- Yiming Lu (Ph.D. Student)
- Rares Vernica (Ph.D. Student)
- Liang Jin, graduated from UC Irvine in 2005.
This release (in C++) includes the source code of several
algorithms for approximate string matching. They include algorithms
of our recently published papers, an algorithm of our ongoing work,
and an algorithm invented by Microsoft Researchers
in a paper published in VLDB 2006.
The motivation of this research is to efficiently answer the
following two types of approximate string queries:
- Search: Given a collection of strings and a single string,
how to find those strings in the collection that are "similar to" the
- Join: Given two collections of strings (possibly the same
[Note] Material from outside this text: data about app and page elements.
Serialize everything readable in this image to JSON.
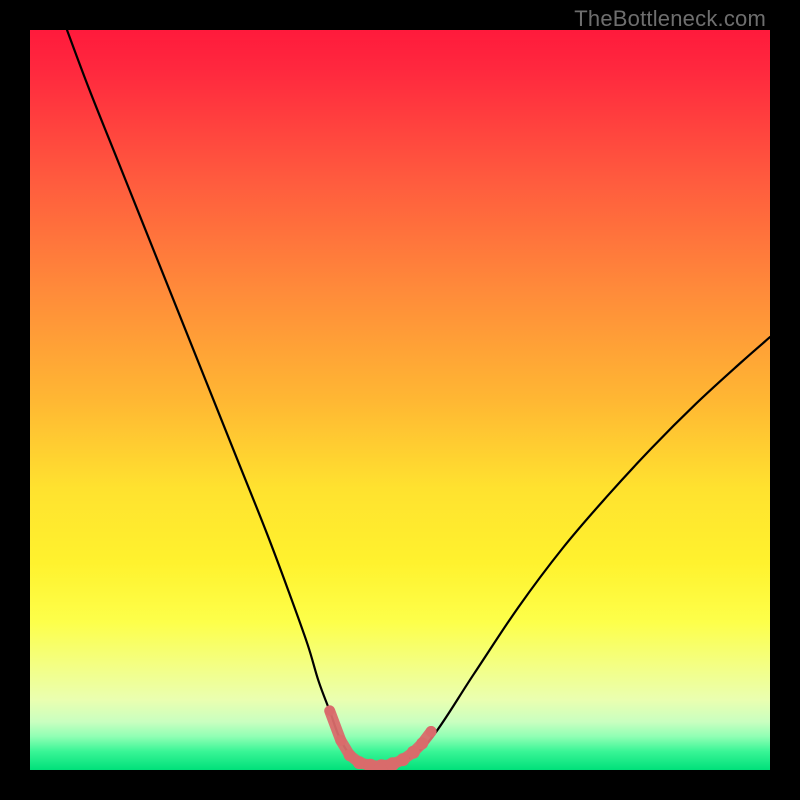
{
  "watermark": {
    "text": "TheBottleneck.com"
  },
  "colors": {
    "black": "#000000",
    "curve": "#000000",
    "marker": "#d96b6b",
    "gradient_stops": [
      {
        "offset": 0.0,
        "color": "#ff1a3c"
      },
      {
        "offset": 0.06,
        "color": "#ff2a3e"
      },
      {
        "offset": 0.2,
        "color": "#ff5a3e"
      },
      {
        "offset": 0.35,
        "color": "#ff8a3a"
      },
      {
        "offset": 0.5,
        "color": "#ffb733"
      },
      {
        "offset": 0.62,
        "color": "#ffe22f"
      },
      {
        "offset": 0.72,
        "color": "#fff22e"
      },
      {
        "offset": 0.8,
        "color": "#fdff4a"
      },
      {
        "offset": 0.86,
        "color": "#f3ff85"
      },
      {
        "offset": 0.905,
        "color": "#eaffb0"
      },
      {
        "offset": 0.935,
        "color": "#c9ffc0"
      },
      {
        "offset": 0.955,
        "color": "#8fffb4"
      },
      {
        "offset": 0.975,
        "color": "#39f596"
      },
      {
        "offset": 1.0,
        "color": "#00e07a"
      }
    ]
  },
  "chart_data": {
    "type": "line",
    "title": "",
    "xlabel": "",
    "ylabel": "",
    "xlim": [
      0,
      100
    ],
    "ylim": [
      0,
      100
    ],
    "grid": false,
    "series": [
      {
        "name": "bottleneck-curve",
        "x": [
          5,
          8,
          12,
          16,
          20,
          24,
          28,
          32,
          35,
          37.5,
          39,
          40.5,
          42,
          44,
          46,
          48,
          50,
          54,
          60,
          66,
          72,
          78,
          84,
          90,
          96,
          100
        ],
        "y": [
          100,
          92,
          82,
          72,
          62,
          52,
          42,
          32,
          24,
          17,
          12,
          8,
          4,
          1.2,
          0.5,
          0.5,
          1.0,
          4,
          13,
          22,
          30,
          37,
          43.5,
          49.5,
          55,
          58.5
        ]
      }
    ],
    "markers": {
      "name": "optimal-range",
      "x": [
        40.5,
        42,
        43.2,
        44.5,
        46,
        47.5,
        49,
        50.4,
        51.8,
        53,
        54.2
      ],
      "y": [
        8,
        4,
        2,
        1,
        0.6,
        0.5,
        0.8,
        1.4,
        2.4,
        3.6,
        5.2
      ],
      "r": [
        5,
        5.5,
        6,
        6.5,
        6.8,
        7,
        6.8,
        6.5,
        6.5,
        6,
        5.5
      ]
    }
  }
}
collection), how to find those pairs of strings that are "similar to"
There are various string similarity functions, such as
distance, jaccard, and cosine. The following is the list of
algorithms corresponding to the source directory structure:
In addition, we have provided some commonly used functions in the
- MAT-Tree: MAT-tree is an indexing structure to support
queries on data with an approximate string predicate and a numeric
predicate. A typical query is: "Find employee records whose name is
similar to Speilberg and whose age is close to 45." The indexing
structure is proposed in the following paper: "Indexing Mixed Types
for Approximate Retrieval," Liang Jin, Nick Koudas, Chen Li, Anthony
K.H. Tung, VLDB 2005, Trondheim, Norway.
- SEPIA: This technique solves the problem of estimating the
selectivity of an approximate string predicate. It can answer
questions such as: "From a collection of strings, how many of them
have an edit distance within 3 to a given string?". Such information
can be used in optimizing queries of approximate string matching. The
technique was published the paper: "Selectivity Estimation for Fuzzy
String Predicates in Large Data Sets," Liang Jin and Chen Li, VLDB
2005, Trondheim, Norway.
- StringMap: This algorithm maps strings from the
edit-distance metric place to a high-dimensional Euclidean space, and
uses a multi-dimensional indexing structure to answer approximate
queries. The algorithm is published in the paper: "Efficient Record
Linkage in Large Data Sets," by Liang Jin, Chen Li, and Sharad
Mehrotra, in 8th International Conference on Database Systems for
Advanced Applications (DASFAA) 2003, Kyoto, Japan.
- FilterTree: This is a new algorithm we are
developing to support approximate string queries using a tree
- PartEnum: This algorithm is published in the paper:
"Efficient Exact Set-Similarity Joins," Arvind Arasu, Venkatesh Ganti,
Raghav Kaushik, VLDB 2006. We implemented the algorithm to
support approximate selection queries.
Acknowledgements: This release is partially
supported by the
Award, No. IIS-0238586, the
NSF-funded RESCUE project, a
Google Research Award, and a fund
License Agreement: Permission to use, copy,
modify, and distribute the implementations of MAT-Tree, SEPIA,
StringMap, and FilterTree is permitted under the terms of the GNU
Public License (GPL). The implementation of the PartEnum algorithm
invented by Microsoft researchers is limited to non commercial use,
which would be covered under the royalty free covenant that Microsoft
For any questions regarding this release, please send email to
flamingo AT ics.uci.edu